(Task requirements)
Among the lines below, list those containing the string "title".
****************************************
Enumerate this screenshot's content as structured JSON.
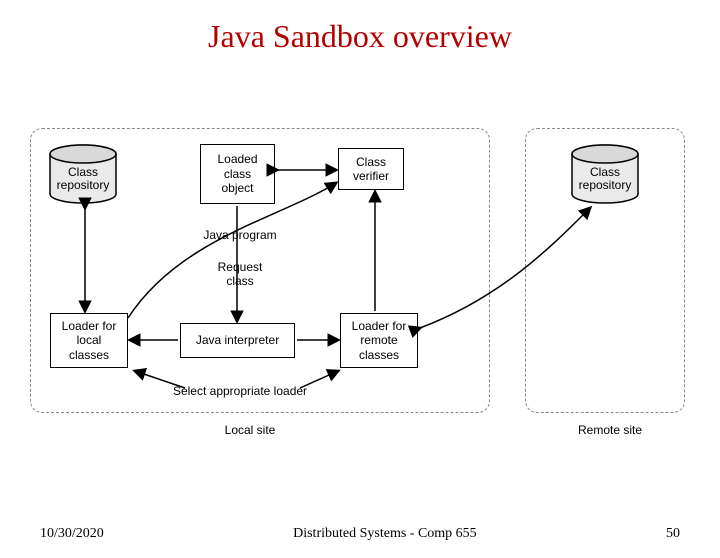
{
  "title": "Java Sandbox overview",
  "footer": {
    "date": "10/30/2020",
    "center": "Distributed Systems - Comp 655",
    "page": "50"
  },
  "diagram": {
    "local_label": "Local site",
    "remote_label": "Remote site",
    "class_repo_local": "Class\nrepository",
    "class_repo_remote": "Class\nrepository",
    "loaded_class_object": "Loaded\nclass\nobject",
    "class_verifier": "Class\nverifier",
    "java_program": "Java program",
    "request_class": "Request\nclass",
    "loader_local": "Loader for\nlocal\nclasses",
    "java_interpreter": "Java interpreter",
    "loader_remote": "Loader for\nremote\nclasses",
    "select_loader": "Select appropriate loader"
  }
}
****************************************
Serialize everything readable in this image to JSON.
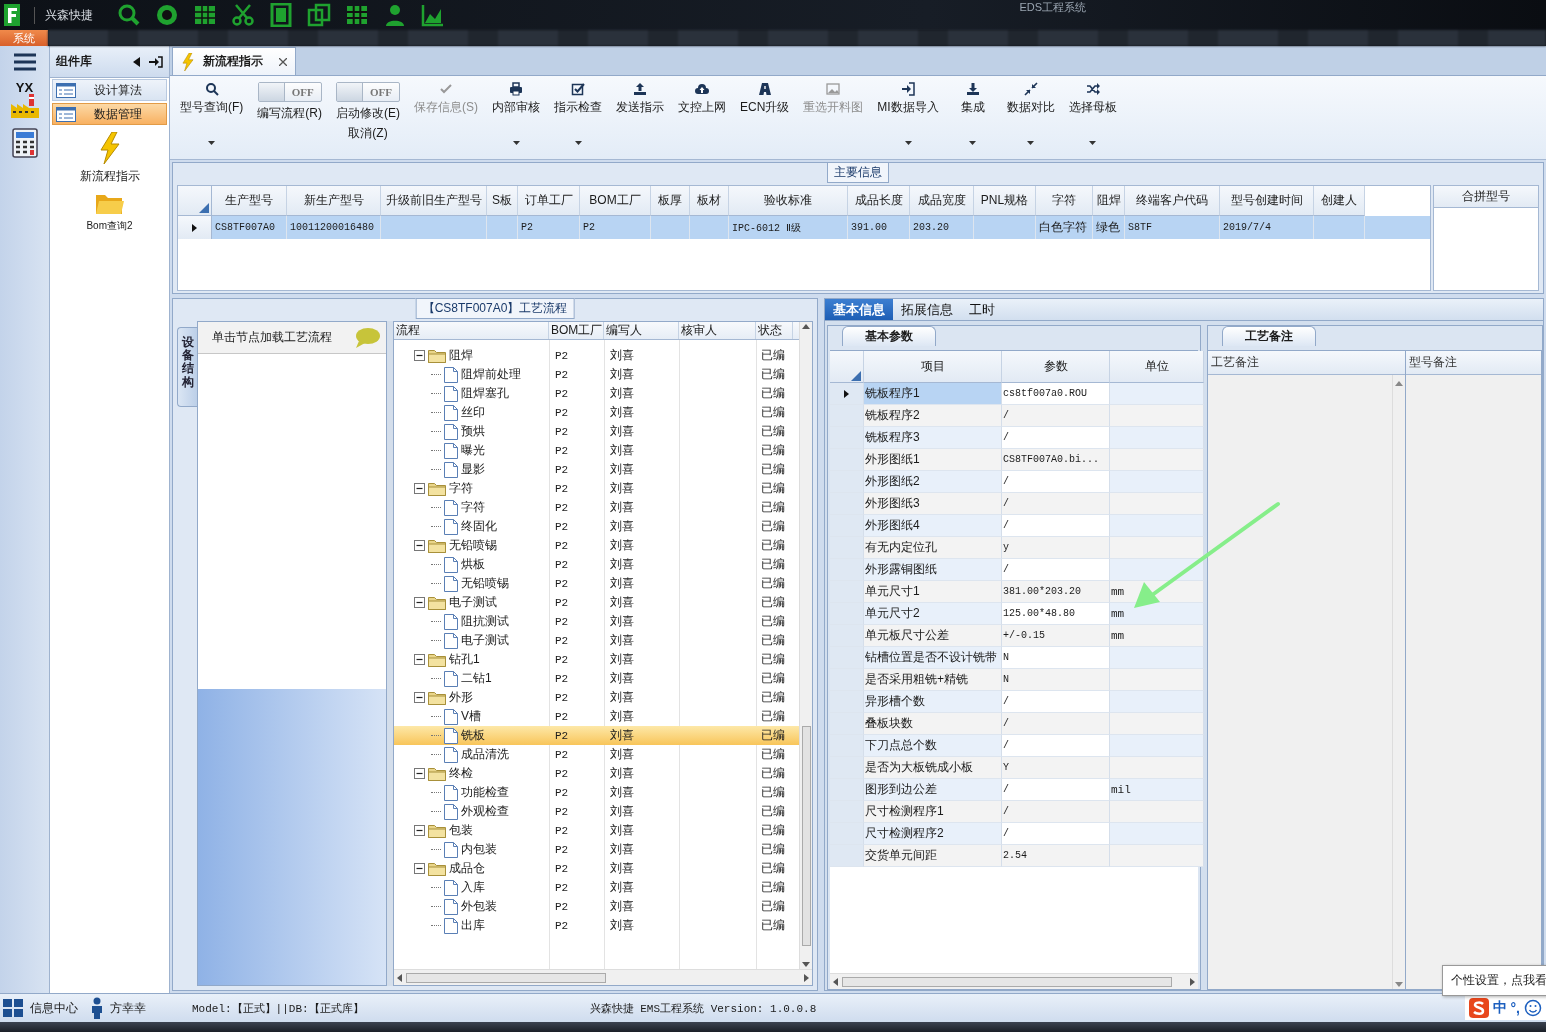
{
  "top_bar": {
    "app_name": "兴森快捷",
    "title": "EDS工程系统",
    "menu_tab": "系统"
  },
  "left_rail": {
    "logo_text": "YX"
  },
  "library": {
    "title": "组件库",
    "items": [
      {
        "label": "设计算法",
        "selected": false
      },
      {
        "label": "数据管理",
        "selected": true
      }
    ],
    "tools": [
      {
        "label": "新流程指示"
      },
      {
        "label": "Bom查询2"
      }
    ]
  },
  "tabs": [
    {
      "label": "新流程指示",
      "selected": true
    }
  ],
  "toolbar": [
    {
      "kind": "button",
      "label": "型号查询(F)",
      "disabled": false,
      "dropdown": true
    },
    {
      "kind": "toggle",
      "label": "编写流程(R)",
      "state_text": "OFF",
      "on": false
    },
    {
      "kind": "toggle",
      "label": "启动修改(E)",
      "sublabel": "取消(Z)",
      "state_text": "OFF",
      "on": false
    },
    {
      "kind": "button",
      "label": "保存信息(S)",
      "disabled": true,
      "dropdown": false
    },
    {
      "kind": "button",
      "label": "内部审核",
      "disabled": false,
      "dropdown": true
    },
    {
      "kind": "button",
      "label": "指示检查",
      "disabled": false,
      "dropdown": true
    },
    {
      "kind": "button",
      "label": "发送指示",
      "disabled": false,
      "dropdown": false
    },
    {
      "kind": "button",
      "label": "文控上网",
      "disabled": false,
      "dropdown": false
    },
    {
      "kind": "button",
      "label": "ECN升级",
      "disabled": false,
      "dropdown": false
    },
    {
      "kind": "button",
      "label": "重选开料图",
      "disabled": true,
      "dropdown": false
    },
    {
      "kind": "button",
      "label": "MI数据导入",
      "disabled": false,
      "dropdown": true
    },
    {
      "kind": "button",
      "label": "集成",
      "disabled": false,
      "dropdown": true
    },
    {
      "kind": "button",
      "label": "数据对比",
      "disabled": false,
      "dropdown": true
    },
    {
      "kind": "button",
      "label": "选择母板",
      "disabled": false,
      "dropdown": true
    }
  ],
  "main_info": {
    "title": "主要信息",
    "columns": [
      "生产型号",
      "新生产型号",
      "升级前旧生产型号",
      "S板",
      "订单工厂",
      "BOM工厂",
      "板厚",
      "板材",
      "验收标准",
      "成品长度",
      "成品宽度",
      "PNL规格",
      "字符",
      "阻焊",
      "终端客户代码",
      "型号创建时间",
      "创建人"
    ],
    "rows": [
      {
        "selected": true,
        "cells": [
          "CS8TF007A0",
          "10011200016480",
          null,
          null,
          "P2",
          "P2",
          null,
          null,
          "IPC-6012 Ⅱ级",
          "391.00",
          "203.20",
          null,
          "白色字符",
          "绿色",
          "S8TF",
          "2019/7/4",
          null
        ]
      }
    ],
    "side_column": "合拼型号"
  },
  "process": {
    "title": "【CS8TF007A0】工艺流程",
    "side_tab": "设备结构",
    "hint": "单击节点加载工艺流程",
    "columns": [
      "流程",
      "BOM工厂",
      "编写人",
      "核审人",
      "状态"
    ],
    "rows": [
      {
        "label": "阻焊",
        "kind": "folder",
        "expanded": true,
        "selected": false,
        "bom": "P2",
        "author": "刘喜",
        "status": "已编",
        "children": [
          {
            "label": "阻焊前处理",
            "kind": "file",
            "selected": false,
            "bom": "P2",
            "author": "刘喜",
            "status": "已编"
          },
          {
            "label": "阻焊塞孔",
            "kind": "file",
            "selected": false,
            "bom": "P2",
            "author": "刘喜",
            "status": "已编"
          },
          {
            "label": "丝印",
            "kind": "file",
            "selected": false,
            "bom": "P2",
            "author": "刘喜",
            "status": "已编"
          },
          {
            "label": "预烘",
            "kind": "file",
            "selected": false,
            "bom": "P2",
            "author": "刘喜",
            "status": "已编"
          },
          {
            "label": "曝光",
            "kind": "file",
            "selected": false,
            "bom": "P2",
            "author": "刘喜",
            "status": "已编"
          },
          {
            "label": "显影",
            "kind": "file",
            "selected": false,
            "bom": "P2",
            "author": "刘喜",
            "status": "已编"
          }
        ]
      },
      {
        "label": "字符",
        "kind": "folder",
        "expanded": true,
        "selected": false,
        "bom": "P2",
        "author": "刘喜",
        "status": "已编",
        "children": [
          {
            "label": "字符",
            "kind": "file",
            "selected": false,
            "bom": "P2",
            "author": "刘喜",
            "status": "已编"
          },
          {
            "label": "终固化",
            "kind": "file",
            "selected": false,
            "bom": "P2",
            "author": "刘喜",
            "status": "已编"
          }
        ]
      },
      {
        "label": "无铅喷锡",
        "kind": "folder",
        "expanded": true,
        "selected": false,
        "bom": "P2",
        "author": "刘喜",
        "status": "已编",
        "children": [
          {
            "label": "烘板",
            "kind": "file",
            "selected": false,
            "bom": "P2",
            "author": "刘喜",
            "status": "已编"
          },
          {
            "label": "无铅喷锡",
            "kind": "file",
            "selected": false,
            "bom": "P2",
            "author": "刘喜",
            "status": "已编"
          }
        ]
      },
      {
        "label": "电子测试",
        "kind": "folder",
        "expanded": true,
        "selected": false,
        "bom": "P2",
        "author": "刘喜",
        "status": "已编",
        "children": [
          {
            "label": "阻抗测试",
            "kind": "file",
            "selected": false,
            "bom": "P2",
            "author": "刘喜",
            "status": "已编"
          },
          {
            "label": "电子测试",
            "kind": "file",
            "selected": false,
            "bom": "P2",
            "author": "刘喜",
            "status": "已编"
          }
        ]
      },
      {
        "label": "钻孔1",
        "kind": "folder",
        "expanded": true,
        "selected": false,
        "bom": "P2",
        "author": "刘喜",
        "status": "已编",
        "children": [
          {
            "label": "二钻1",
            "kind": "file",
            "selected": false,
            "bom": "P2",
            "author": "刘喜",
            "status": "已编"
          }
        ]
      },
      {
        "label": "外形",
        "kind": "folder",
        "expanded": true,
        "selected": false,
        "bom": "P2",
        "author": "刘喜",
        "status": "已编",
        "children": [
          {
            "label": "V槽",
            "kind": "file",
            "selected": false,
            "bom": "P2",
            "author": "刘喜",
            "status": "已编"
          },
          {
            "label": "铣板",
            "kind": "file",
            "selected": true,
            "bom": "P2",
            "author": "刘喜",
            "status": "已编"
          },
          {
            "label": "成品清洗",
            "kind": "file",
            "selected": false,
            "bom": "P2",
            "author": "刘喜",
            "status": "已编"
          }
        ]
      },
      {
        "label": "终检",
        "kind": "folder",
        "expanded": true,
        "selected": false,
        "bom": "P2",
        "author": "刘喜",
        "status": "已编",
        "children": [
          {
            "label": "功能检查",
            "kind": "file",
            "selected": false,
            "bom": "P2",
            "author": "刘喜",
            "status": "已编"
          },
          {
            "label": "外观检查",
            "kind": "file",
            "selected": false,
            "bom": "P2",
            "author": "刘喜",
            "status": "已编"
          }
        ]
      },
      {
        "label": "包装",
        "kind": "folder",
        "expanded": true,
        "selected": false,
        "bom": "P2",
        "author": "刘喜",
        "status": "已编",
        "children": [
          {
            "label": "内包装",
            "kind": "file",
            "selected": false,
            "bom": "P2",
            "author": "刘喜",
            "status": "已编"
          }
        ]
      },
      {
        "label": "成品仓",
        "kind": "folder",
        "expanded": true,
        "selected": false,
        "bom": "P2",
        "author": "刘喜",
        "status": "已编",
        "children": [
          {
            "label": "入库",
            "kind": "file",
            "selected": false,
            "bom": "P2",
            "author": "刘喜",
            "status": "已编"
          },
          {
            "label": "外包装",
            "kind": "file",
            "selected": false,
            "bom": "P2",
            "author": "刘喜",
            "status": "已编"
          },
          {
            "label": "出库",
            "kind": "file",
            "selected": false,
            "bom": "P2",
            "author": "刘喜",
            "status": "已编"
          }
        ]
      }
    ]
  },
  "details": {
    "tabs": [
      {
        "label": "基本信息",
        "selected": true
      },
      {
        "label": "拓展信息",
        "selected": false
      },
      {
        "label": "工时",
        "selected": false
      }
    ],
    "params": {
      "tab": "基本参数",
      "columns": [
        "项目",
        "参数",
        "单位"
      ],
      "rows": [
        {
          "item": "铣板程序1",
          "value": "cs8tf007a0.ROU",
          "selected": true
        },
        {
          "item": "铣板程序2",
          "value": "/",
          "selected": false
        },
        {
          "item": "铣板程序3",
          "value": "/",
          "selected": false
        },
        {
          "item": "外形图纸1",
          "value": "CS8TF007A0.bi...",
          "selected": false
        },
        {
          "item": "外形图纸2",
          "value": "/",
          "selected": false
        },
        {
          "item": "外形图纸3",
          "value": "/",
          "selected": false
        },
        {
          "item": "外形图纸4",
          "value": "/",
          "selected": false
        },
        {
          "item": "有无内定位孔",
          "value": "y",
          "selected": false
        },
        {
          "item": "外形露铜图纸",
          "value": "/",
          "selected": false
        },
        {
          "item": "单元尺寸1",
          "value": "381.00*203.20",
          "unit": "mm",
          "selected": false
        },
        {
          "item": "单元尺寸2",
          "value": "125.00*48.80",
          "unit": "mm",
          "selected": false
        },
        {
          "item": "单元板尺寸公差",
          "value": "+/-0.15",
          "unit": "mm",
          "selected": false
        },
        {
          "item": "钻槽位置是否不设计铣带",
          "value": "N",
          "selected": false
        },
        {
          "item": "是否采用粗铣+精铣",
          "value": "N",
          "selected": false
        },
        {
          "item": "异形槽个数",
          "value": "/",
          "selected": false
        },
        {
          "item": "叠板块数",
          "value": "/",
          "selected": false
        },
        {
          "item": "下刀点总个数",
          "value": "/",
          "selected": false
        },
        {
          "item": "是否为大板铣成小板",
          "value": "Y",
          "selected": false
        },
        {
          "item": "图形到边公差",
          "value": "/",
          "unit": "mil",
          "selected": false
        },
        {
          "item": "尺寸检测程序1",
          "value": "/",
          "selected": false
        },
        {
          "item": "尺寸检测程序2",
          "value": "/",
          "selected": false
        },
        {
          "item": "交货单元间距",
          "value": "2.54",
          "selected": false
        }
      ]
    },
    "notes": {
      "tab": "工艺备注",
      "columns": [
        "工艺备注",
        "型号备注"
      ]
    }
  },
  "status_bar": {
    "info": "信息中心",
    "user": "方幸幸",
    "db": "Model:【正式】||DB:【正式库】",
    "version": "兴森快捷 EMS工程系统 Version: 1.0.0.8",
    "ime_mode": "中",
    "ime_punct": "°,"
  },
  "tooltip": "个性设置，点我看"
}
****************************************
(Result)
  "title": "Java Sandbox overview",
    "title": "EDS工程系统",
    "title": "组件库",
    "title": "主要信息",
    "title": "【CS8TF007A0】工艺流程",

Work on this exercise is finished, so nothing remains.